One of those is voice dictation, which works in any Mac OS X application that has an input field. Start dictation by double-tapping the fn (Function) key, or by selecting Edit > Start Dictation from the application menu.
System Preferences > Dictation & Speech lets you change the shortcut key or control which microphone the system uses to listen to you (consider a headset or other dedicated mic to reduce background noise and improve recognition accuracy).
NB: Dictation uses cloud processing to function, which means it sends your voice to Apple’s speech-processing systems via the internet. It also sends information such as your contacts, which are needed for the most effective recognition. If this presents a privacy issue for you, don’t use the function.
Another new feature in Mountain Lion is Notifications, which borrows from an iOS feature by grouping new application alerts, appointments, and other notifications into a sidebar for easy processing whenever you’re ready.
To open the sidebar, click the icon with three lines on the upper-right corner of the screen; the desktop will slide to the left and show new messages grouped by application; double-click on an item to open it in the relevant application.
System Preferences > Notifications lets you configure preferences for each app, including whether notifications fade away or stay until clicked.
Mountain Lion also represents a coming-of-age for Facebook, which joins Twitter in being integrated within the operating system. Well, technically, it’s not yet integrated – Apple has promised the addition of Facebook sharing, notifications and more in an update before the end of the year – but in the meantime you can share pictures, videos and more on YouTube, Vimeo, Flickr and Twitter by clicking the sharing icon that appears in upper right-hand corner of item previews (which you get to by tapping the spacebar when a file is highlighted) or applications like Preview and QuickTime Player.

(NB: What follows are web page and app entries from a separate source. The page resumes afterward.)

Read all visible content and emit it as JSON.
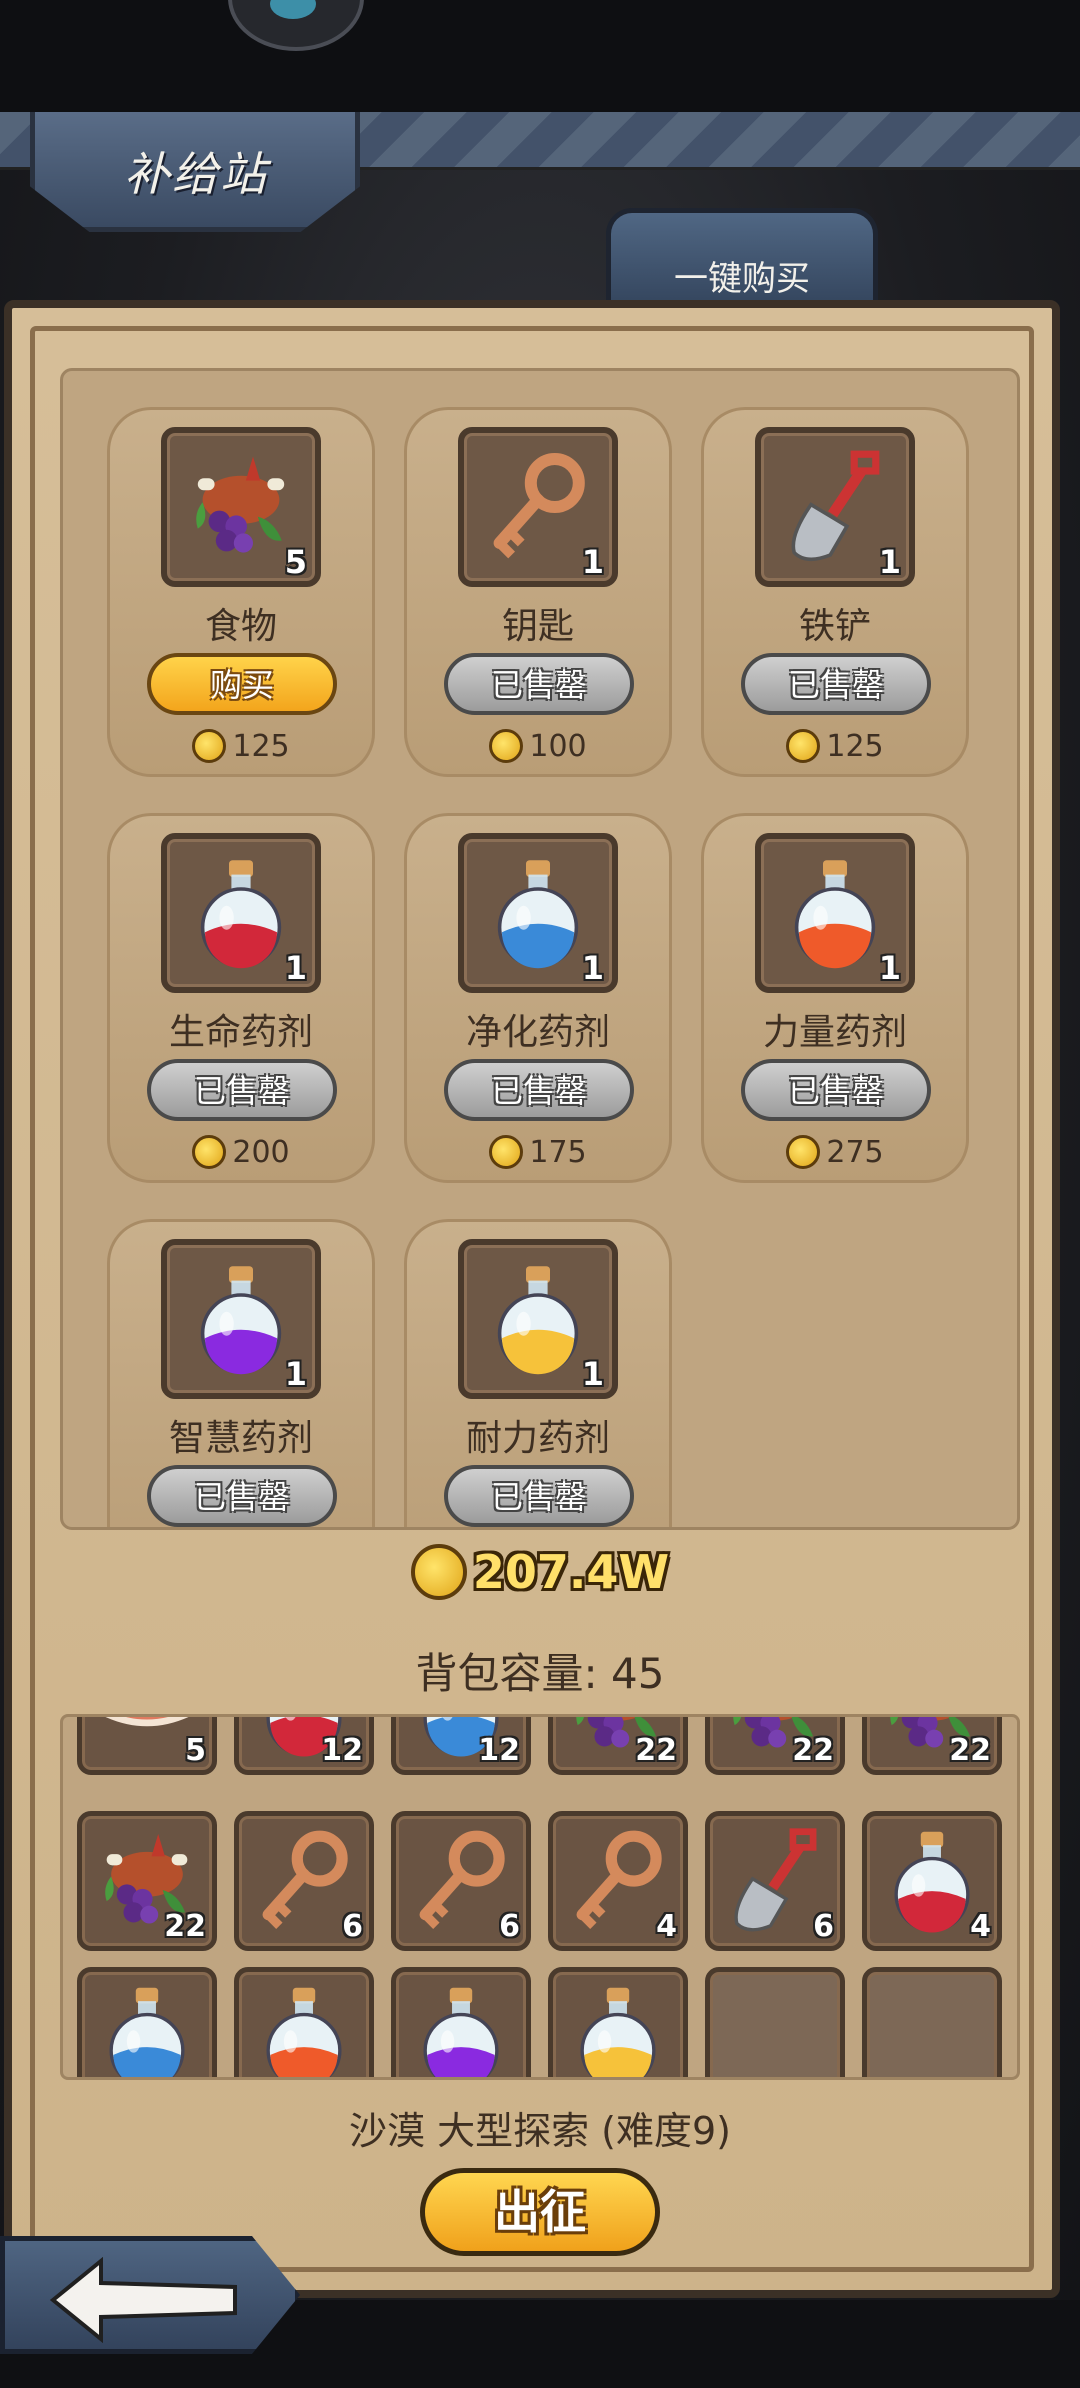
{
  "screen": {
    "title": "补给站",
    "buy_all_label": "一键购买"
  },
  "shop_items": [
    {
      "name": "食物",
      "count": "5",
      "button": "购买",
      "state": "buy",
      "price": "125",
      "icon": "food-icon"
    },
    {
      "name": "钥匙",
      "count": "1",
      "button": "已售罄",
      "state": "sold",
      "price": "100",
      "icon": "key-icon"
    },
    {
      "name": "铁铲",
      "count": "1",
      "button": "已售罄",
      "state": "sold",
      "price": "125",
      "icon": "shovel-icon"
    },
    {
      "name": "生命药剂",
      "count": "1",
      "button": "已售罄",
      "state": "sold",
      "price": "200",
      "icon": "red-potion-icon"
    },
    {
      "name": "净化药剂",
      "count": "1",
      "button": "已售罄",
      "state": "sold",
      "price": "175",
      "icon": "blue-potion-icon"
    },
    {
      "name": "力量药剂",
      "count": "1",
      "button": "已售罄",
      "state": "sold",
      "price": "275",
      "icon": "orange-potion-icon"
    },
    {
      "name": "智慧药剂",
      "count": "1",
      "button": "已售罄",
      "state": "sold",
      "price": "",
      "icon": "purple-potion-icon"
    },
    {
      "name": "耐力药剂",
      "count": "1",
      "button": "已售罄",
      "state": "sold",
      "price": "",
      "icon": "yellow-potion-icon"
    }
  ],
  "gold_total": "207.4W",
  "bag_capacity": "背包容量: 45",
  "inventory": [
    {
      "icon": "meat-icon",
      "count": "5"
    },
    {
      "icon": "red-potion-icon",
      "count": "12"
    },
    {
      "icon": "blue-potion-icon",
      "count": "12"
    },
    {
      "icon": "food-icon",
      "count": "22"
    },
    {
      "icon": "food-icon",
      "count": "22"
    },
    {
      "icon": "food-icon",
      "count": "22"
    },
    {
      "icon": "food-icon",
      "count": "22"
    },
    {
      "icon": "key-icon",
      "count": "6"
    },
    {
      "icon": "key-icon",
      "count": "6"
    },
    {
      "icon": "key-icon",
      "count": "4"
    },
    {
      "icon": "shovel-icon",
      "count": "6"
    },
    {
      "icon": "red-potion-icon",
      "count": "4"
    },
    {
      "icon": "blue-potion-icon",
      "count": ""
    },
    {
      "icon": "orange-potion-icon",
      "count": ""
    },
    {
      "icon": "purple-potion-icon",
      "count": ""
    },
    {
      "icon": "yellow-potion-icon",
      "count": ""
    },
    {
      "icon": "",
      "count": ""
    },
    {
      "icon": "",
      "count": ""
    }
  ],
  "stage_info": "沙漠 大型探索 (难度9)",
  "depart_label": "出征",
  "colors": {
    "gold": "#ffe06a",
    "buy_button": "#f3a51c",
    "sold_button": "#b4b4b4",
    "panel": "#d6be98"
  }
}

Another new addition is Game Center, which comes straight from the iPhone/iPod touch/iPad to the desktop and facilitates the finding and playing of games with other online players. Game Center is an app within Mountain Lion and interfaces with the Mac App Store, which is Apple’s centralised software-distribution tool, to help you find and join new online games.
Also interfaced with the Mac App Store – the easiest, but not the only, way to get new applications for your new Mac – is Gatekeeper, Apple’s new security infrastructure.
Putting rest to the belief that Macs don’t get hit by malware, Gatekeeper can prevent your system from running any apps but those that have come straight from the Mac App Store. Gatekeeper’s controls live in the System Preferences > Security & Privacy control screen, in the General tab; you’ll need to click the lock in the bottom-left corner and enter your administrator password to change its settings.
The other major addition to Mountain Lion is better support for iCloud. Whereas iCloud was bolted onto the previous ‘Lion’ v10.7, it’s native to Mountain Lion and offers better integration, seamless document syncing to iCloud, and better access to documents stored within iCloud.
Long-time Mac users have been generally happy with the improvements of Mountain Lion, and there are loads of other tweaks and features that make it run faster and more smoothly than before. Suffice it to say that if you’re just starting out with Macs, the experience is easier and more powerful than ever. Enjoy!